[Input material Boundary: Start]

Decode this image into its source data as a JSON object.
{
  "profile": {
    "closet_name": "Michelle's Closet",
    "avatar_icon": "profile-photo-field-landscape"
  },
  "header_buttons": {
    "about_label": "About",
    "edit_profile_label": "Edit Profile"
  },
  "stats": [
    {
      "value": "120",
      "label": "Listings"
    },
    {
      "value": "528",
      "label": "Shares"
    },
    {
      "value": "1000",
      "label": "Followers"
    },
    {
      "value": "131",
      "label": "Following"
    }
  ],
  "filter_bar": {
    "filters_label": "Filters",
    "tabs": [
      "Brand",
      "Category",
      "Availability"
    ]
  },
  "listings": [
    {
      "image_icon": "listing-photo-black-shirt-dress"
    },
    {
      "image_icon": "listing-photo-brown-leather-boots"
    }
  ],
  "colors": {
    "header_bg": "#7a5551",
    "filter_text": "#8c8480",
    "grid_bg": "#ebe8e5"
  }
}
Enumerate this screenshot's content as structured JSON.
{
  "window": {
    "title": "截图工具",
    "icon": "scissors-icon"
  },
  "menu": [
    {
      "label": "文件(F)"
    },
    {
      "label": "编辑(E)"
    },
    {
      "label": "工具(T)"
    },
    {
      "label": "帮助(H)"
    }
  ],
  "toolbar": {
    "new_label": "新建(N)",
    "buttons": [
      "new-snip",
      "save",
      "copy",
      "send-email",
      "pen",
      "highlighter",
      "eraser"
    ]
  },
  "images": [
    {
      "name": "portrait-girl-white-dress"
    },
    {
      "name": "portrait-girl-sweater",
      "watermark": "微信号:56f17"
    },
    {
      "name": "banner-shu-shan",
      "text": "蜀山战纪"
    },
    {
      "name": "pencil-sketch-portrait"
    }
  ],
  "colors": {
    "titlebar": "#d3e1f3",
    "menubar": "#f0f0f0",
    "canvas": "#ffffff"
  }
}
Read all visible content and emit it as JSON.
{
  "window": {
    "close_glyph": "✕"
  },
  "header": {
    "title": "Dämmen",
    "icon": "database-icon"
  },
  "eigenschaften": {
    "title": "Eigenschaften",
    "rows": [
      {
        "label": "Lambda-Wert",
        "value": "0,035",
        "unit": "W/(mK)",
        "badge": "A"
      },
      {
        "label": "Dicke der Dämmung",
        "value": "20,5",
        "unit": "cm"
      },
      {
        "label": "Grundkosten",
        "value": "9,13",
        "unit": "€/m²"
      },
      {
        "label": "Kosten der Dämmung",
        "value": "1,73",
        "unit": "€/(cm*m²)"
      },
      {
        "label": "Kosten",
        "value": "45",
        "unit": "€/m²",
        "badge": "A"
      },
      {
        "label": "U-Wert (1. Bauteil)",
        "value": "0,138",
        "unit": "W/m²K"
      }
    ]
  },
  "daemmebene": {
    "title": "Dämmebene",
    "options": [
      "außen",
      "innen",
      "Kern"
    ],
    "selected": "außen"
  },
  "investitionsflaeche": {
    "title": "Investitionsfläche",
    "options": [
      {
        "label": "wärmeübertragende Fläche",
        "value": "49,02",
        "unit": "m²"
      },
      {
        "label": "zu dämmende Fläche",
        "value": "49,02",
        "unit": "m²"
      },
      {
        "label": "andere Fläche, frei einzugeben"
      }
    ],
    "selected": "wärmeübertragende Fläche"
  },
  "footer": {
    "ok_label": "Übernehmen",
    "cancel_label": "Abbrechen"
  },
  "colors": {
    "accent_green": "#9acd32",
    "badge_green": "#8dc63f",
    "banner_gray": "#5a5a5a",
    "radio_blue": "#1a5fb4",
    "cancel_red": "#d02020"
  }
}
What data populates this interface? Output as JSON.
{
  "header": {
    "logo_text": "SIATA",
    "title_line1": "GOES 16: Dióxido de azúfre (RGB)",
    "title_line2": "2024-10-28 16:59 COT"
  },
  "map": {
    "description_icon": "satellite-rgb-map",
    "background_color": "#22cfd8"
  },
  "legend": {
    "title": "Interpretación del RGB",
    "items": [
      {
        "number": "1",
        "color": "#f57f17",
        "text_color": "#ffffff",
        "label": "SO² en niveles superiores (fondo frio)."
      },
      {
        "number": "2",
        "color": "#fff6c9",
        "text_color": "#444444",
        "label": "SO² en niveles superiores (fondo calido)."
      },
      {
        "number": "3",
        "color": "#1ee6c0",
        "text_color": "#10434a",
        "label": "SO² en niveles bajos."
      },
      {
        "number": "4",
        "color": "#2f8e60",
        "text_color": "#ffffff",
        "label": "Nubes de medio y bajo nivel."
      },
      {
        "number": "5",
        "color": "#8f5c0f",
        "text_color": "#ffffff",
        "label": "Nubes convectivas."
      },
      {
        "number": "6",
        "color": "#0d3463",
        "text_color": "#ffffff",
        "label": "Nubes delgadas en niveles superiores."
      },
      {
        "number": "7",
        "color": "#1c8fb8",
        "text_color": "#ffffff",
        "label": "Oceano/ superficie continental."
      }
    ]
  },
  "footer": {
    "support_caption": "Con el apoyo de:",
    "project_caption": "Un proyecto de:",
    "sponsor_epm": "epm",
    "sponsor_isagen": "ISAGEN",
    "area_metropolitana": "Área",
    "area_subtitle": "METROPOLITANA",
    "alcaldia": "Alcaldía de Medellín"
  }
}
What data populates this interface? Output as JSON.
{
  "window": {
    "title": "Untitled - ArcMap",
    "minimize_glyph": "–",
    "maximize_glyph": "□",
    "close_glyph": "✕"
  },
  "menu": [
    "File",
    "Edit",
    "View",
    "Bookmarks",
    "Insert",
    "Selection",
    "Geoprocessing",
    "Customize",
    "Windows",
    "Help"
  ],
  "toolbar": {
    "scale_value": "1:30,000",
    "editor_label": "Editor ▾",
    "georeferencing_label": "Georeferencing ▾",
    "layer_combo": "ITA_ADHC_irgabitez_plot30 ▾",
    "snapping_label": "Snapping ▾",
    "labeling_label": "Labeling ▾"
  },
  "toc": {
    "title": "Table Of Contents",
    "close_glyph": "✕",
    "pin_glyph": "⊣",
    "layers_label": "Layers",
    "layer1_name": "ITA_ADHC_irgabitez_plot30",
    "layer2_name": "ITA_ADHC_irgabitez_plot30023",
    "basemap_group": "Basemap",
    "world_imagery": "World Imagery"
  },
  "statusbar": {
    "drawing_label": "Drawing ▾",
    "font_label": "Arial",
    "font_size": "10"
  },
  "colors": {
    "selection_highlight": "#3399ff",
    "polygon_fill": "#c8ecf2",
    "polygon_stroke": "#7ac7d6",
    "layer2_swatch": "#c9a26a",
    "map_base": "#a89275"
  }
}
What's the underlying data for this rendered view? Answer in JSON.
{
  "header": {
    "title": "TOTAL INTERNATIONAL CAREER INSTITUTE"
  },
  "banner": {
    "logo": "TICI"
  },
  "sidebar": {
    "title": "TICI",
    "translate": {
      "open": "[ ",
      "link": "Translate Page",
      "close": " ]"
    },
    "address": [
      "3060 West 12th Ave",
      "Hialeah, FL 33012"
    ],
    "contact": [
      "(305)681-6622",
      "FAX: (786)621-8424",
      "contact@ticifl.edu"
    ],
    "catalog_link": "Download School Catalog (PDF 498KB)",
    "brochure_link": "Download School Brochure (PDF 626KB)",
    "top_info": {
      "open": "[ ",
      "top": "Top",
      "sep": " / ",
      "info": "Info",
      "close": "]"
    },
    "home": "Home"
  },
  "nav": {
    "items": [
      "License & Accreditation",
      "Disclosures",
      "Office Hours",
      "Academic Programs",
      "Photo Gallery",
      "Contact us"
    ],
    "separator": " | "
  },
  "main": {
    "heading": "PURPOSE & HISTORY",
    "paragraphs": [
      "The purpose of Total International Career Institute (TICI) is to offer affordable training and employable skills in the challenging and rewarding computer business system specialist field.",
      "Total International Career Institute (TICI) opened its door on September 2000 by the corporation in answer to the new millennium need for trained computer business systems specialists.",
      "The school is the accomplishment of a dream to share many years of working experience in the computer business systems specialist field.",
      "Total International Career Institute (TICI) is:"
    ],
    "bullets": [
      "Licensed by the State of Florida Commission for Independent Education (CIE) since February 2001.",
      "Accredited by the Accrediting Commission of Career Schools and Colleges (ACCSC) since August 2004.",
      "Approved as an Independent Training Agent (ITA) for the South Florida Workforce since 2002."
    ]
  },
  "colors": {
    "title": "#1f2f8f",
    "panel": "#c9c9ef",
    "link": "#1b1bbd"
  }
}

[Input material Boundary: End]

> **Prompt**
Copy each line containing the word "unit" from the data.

> **Solved exercise**
        "unit": "W/(mK)",
        "unit": "cm"
        "unit": "€/m²"
        "unit": "€/(cm*m²)"
        "unit": "€/m²",
        "unit": "W/m²K"
        "unit": "m²"
        "unit": "m²"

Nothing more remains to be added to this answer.